The seven-month national mining lock-out of 1926 was one of the most important industrial disputes of the twentieth century. This work contributes to the social and political history of the industrial working class in 1926, drawing on fresh methodological perspectives relating to the study of labour.
This multifaceted text, written by authors from a range of disciplines, focuses on the politics of trade unionism - not only unions' relations with political parties and the state but also on the politics of workplace conflict and industrial action. Scene-setting essays provide broad perspectives on trade union organising, and on the parameters of the post-war industrial environment. Case studies consider particular fields: union relations with the Labour Party, international politics, productivity, major strikes and key groups of workers.
For nine hundred generations, the city of Deepgate has hung suspended by giant chains over a seemingly bottomless abyss. In the unfathomable darkness below is said to reside the dread god Ulcis, 'hoarder of souls', with his army of ghosts. Outside the city extend the barren wastes of Deadsands, inhabited by the enemy Heshette, so that safe access is guaranteed only by a fleet of airships. At the hub of the city itself rises the Temple, in one of whose many crumbling spires resides a youthful angel, Dill, the last of his line. Descendant of heroic battle-archons, yet barely able to wield the great sword he has inherited from his forebears, he lives a sheltered existence under the watchful eye of Presbyter Sypes, who rules the Temple. For despite his sense of purposelessness, Dill has a destiny about to unfold - one that will take him down into terrifying depths of the pit in a desperate quest to save the teeming but precarious city from total annihilation at the hands of a cunning and resourceful traitor.

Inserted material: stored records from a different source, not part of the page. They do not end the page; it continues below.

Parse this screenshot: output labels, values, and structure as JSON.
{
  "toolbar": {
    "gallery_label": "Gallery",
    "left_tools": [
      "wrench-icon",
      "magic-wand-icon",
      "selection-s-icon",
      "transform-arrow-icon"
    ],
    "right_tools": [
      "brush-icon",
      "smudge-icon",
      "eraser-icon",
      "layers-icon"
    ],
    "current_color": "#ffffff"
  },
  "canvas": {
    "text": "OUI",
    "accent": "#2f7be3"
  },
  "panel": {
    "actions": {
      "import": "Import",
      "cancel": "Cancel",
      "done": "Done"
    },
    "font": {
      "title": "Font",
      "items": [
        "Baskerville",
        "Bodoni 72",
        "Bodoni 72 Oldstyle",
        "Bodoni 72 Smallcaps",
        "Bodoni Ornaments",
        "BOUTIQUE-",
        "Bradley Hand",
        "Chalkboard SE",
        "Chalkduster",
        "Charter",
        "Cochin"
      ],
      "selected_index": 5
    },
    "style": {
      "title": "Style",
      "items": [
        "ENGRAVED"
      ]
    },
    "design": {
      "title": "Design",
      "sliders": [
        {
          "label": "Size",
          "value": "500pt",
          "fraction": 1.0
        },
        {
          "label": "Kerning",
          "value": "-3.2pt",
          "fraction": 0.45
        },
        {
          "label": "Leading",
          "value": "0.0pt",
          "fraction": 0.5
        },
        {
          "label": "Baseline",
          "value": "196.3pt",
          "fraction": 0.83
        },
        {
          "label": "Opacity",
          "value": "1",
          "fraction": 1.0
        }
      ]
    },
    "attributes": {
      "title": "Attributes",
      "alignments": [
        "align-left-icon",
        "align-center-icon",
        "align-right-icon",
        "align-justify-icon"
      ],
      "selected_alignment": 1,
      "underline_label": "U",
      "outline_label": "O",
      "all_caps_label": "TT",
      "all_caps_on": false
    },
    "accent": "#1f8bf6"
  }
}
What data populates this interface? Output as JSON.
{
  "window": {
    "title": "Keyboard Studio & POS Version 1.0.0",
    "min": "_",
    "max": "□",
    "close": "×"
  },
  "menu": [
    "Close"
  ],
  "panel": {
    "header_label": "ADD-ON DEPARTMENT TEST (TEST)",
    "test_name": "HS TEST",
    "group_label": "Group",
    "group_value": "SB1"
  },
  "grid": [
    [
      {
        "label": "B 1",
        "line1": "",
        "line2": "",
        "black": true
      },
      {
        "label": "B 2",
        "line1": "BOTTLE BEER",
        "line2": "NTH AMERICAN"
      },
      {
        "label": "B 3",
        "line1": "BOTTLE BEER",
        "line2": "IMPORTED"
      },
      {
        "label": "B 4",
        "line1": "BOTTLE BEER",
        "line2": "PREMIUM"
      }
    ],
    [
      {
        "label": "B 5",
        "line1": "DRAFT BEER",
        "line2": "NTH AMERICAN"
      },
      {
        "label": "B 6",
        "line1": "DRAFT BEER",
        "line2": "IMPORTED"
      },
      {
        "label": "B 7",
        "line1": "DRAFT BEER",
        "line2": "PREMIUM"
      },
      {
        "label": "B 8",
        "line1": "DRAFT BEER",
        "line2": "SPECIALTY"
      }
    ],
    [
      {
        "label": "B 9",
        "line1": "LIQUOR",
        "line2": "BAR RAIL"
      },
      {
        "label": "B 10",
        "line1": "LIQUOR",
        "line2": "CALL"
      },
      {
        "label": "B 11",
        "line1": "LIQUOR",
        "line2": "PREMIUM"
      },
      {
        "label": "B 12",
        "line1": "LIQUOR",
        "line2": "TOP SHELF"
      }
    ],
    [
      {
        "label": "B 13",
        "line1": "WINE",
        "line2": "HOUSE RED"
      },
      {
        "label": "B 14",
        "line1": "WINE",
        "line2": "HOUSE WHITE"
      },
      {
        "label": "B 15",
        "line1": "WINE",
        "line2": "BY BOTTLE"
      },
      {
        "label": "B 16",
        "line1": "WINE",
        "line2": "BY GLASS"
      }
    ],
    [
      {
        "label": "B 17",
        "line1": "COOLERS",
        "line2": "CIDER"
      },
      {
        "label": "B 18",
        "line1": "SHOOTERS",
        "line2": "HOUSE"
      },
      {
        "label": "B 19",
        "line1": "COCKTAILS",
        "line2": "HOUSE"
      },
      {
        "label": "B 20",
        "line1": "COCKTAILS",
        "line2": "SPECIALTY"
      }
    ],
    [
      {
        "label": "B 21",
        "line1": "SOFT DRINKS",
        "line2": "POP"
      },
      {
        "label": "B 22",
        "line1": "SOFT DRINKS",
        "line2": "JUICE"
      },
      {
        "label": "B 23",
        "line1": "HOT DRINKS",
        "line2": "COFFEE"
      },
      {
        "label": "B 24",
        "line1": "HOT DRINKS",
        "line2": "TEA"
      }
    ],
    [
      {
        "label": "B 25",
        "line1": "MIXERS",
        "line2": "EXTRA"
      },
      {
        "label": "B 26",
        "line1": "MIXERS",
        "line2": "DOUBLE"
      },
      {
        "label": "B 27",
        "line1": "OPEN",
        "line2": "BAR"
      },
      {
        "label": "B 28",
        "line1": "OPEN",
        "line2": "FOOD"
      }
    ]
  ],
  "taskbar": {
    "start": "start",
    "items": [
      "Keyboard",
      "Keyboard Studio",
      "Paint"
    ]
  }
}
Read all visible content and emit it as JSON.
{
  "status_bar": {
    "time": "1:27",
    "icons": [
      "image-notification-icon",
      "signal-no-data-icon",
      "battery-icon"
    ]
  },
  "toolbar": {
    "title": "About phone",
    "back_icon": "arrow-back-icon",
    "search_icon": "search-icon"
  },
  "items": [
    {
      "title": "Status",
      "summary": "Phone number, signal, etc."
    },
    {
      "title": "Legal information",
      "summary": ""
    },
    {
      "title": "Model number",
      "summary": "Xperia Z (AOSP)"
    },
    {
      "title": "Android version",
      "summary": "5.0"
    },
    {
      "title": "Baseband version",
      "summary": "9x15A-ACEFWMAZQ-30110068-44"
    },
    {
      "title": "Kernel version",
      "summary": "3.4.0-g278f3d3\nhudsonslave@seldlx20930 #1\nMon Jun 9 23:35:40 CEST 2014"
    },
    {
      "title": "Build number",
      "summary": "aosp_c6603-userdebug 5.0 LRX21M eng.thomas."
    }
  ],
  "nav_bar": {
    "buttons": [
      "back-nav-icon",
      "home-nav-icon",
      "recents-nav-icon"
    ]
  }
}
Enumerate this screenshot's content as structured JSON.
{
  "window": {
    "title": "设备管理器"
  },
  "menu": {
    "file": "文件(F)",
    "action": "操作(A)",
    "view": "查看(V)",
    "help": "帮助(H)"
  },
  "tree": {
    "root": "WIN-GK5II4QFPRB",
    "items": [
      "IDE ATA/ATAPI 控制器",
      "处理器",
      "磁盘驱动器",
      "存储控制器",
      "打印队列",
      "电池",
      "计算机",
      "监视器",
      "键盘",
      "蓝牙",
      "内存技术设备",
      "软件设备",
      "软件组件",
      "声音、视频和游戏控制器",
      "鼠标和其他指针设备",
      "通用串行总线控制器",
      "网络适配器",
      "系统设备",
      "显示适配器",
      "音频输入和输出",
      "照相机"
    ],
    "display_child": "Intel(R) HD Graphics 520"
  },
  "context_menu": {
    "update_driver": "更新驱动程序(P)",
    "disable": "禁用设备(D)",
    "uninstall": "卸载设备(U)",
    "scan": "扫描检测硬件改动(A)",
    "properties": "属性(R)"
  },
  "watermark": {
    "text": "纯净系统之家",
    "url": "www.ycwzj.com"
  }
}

Living with the Wayapi, and their charismatic leader Waiwai, is a serious adventure. It is demanding, and can turn dangerous in a moment. The environment is a difficult one, but beautiful and baffling in its richness. And the job of learning about the people is like a journey without end. Alan Campbell tells the story of these people, and of the time he spent with them, in an imaginative, beautifully written account which looks back from a century into the future to relate a way of life that is being destroyed. In doing so, he addresses important and complex issues in current anthroplogical theory in a way which makes them accessible without sacrificing any of their subtlety.